# What is the statistical distribution of the number of times a number i would appear after M trials of a poisson distribution?

I want to generate $$M$$ random numbers following a poisson distribution with mean $$k$$, and then write down how many times the number 0 appears, how many times the number 1 appeared, and so on, until some number $$n$$, which is the higher number I'm interested in.

Let's call $$C(j)$$ to the number of times the number $$j$$ would be generated after generating $$M$$ random numbers.

What is the probability distribution of $$C(j)$$?

The idea is, instead of generating $$M$$ random numbers (because $$M$$ could be very high), I'd like to generate instead $$n+1$$ random numbers that would match valid numbers of times each number from $$0$$ to $$n$$ would appear after generating $$M$$ numbers following $$P(k)$$.

You ask about the order statistics of any finite discrete probability distribution. Remembering that the order statistics form a Markov chain, we can immediately code a two-line solution.

Let the possible values of your distribution be $$x_0 \lt x_1 \lt \cdots \lt x_{n}$$ with corresponding probabilities $$p_i\gt 0,$$ $$i = 0, 1, 2, \ldots, n.$$ In a sample of size $$M,$$ let $$M_i$$ ($$C(i)$$ in the question) be the number of times $$x_i$$ appears: its multiplicity.

1. The multiplicity of $$x_0,$$ $$M_0,$$ is Binomial$$(M, p_0).$$

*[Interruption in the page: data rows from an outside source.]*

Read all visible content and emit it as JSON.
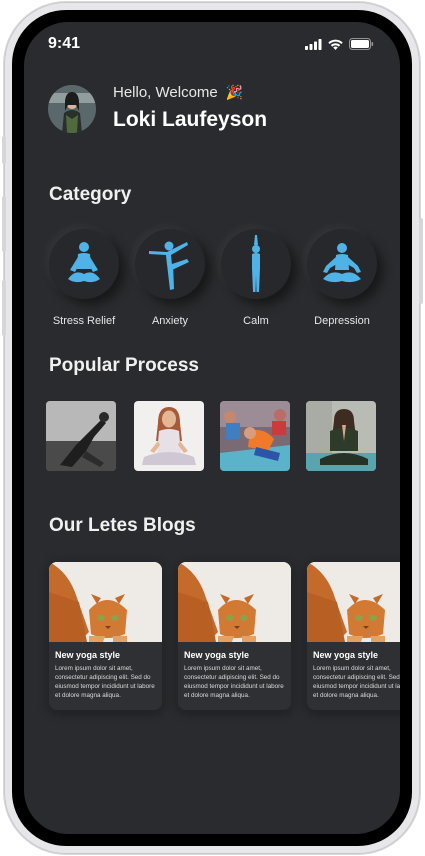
{
  "status_bar": {
    "time": "9:41"
  },
  "header": {
    "greeting": "Hello, Welcome",
    "greeting_emoji": "🎉",
    "user_name": "Loki Laufeyson"
  },
  "category": {
    "title": "Category",
    "items": [
      {
        "label": "Stress Relief",
        "icon": "meditation-pose-icon"
      },
      {
        "label": "Anxiety",
        "icon": "dancer-pose-icon"
      },
      {
        "label": "Calm",
        "icon": "standing-pose-icon"
      },
      {
        "label": "Depression",
        "icon": "lotus-pose-icon"
      }
    ]
  },
  "popular": {
    "title": "Popular Process"
  },
  "blogs": {
    "title": "Our Letes Blogs",
    "cards": [
      {
        "title": "New yoga style",
        "body": "Lorem ipsum dolor sit amet, consectetur adipiscing elit. Sed do eiusmod tempor incididunt ut labore et dolore magna aliqua."
      },
      {
        "title": "New yoga style",
        "body": "Lorem ipsum dolor sit amet, consectetur adipiscing elit. Sed do eiusmod tempor incididunt ut labore et dolore magna aliqua."
      },
      {
        "title": "New yoga style",
        "body": "Lorem ipsum dolor sit amet, consectetur adipiscing elit. Sed do eiusmod tempor incididunt ut labore et dolore magna aliqua."
      }
    ]
  },
  "colors": {
    "background": "#2a2b2e",
    "accent": "#4fb3e8"
  }
}
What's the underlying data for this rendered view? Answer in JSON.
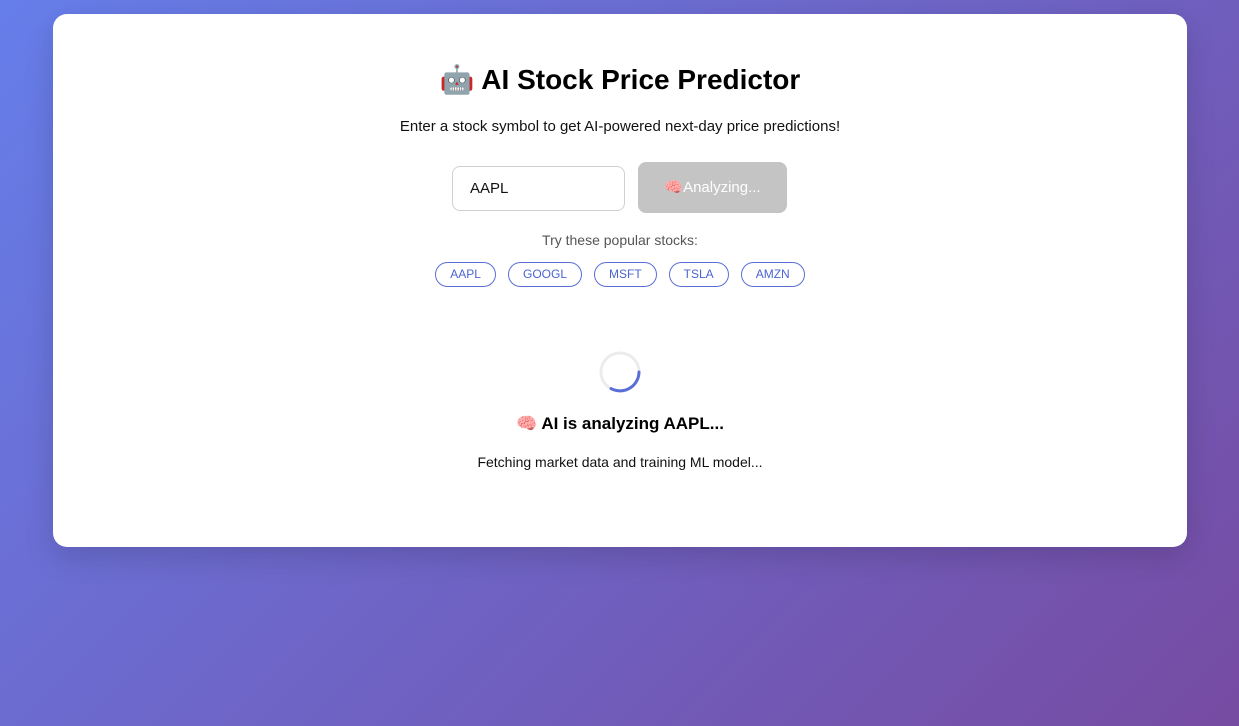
{
  "header": {
    "title_icon": "🤖",
    "title": "AI Stock Price Predictor",
    "subtitle": "Enter a stock symbol to get AI-powered next-day price predictions!"
  },
  "search": {
    "symbol_value": "AAPL",
    "button_icon": "🧠",
    "button_label": "Analyzing..."
  },
  "popular": {
    "label": "Try these popular stocks:",
    "symbols": [
      "AAPL",
      "GOOGL",
      "MSFT",
      "TSLA",
      "AMZN"
    ]
  },
  "loading": {
    "title_icon": "🧠",
    "title": "AI is analyzing AAPL...",
    "message": "Fetching market data and training ML model..."
  },
  "colors": {
    "background_start": "#667eea",
    "background_end": "#764ba2",
    "accent": "#4b63d3",
    "button_disabled": "#c4c4c4"
  }
}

2. Conditional on $$M_0 + M_1 + \cdots + M_k = d,$$ with $$0 \le d \le M,$$ the multiplicity $$M_{k+1}$$ also is Binomial. Its parameters must therefore be $$M-d$$ (the number of remaining values in the sample with values $$k+1$$ or larger) and $$p_{k+1} / P_{k+1}$$ (the relative chance that any single value in this set equals $$x_{k+1}$$), where $$P_{k+1}$$ is the value of the survival function at $$x_k:$$ $$P_{k+1} = 1 - (p_0 + p_1 + \cdots + p_k) = p_n + p_{n-1} + \cdots + p_{k+1}.$$

The latter expression is the right way to compute $$P_{k+1}$$ to avoid double-precision errors: start from $$p_n,$$ add $$p_{n-1},$$ and so forth. (Otherwise, accumulated errors can cause $$p_{k+1}/P_{k+1}$$ to exceed $$1,$$ which will choke most Binomial random number generators.)

Here is an R implementation. It returns the vector $$(M_0, M_1, \ldots, M_n)$$ when given $$M$$ and the vector $$p = (p_0, p_1, \ldots, p_n).$$

s <- function(m, p) {
# Initialization.
P <- rev(cumsum(rev(p)))
k <- rep(0, length(p))

# The algorithm.
for (i in seq_along(p)) {
k[i] <- rbinom(1, m, p[i]/P[i])
m <- m - k[i]
}
k
}


For instance, initializing p to the values of a Poisson$$(4)$$ distribution at $$x = 0, 1, \ldots, 102,$$ and tacking on the remaining probability (about $$8\times 10^{-106})$$ to represent any values greater than $$102,$$ and setting M to 1e100 (a sample of one googol values) produces this result:

m <- floor(lambda + 50 * sqrt(lambda)) # Way, way out in the tail...
p <- c(dpois(seq(0, m - 1), lambda), ppois(m - 1, lambda, lower.tail = FALSE))
set.seed(17)                           # For reproducibility
s(1e100, p)

 [1] 1.831564e+98 7.326256e+98 1.465251e+99 1.953668e+99 1.953668e+99 1.562935e+99 1.041956e+99
[8] 5.954036e+98 2.977018e+98 1.323119e+98 5.292477e+97 1.924537e+97 6.415123e+96
...
[92] 8.304320e+12 3.610576e+11 1.552958e+10 6.608275e+08 2.782288e+07 1.160200e+06 4.746200e+04
[99] 1.989000e+03 9.100000e+01 2.000000e+00 0.000000e+00 0.000000e+00 0.000000e+00


The actual order of the values $$x_i$$ doesn't even matter. (The code shows they are not used in the algorithm.) But for maximal accuracy, index your values $$x_i$$ so that $$p_n \le p_{n-1} \le \cdots \le p_0:$$ that is, place the low-probability outcomes last. This will maintain the greatest possible precision in the vector $$P.$$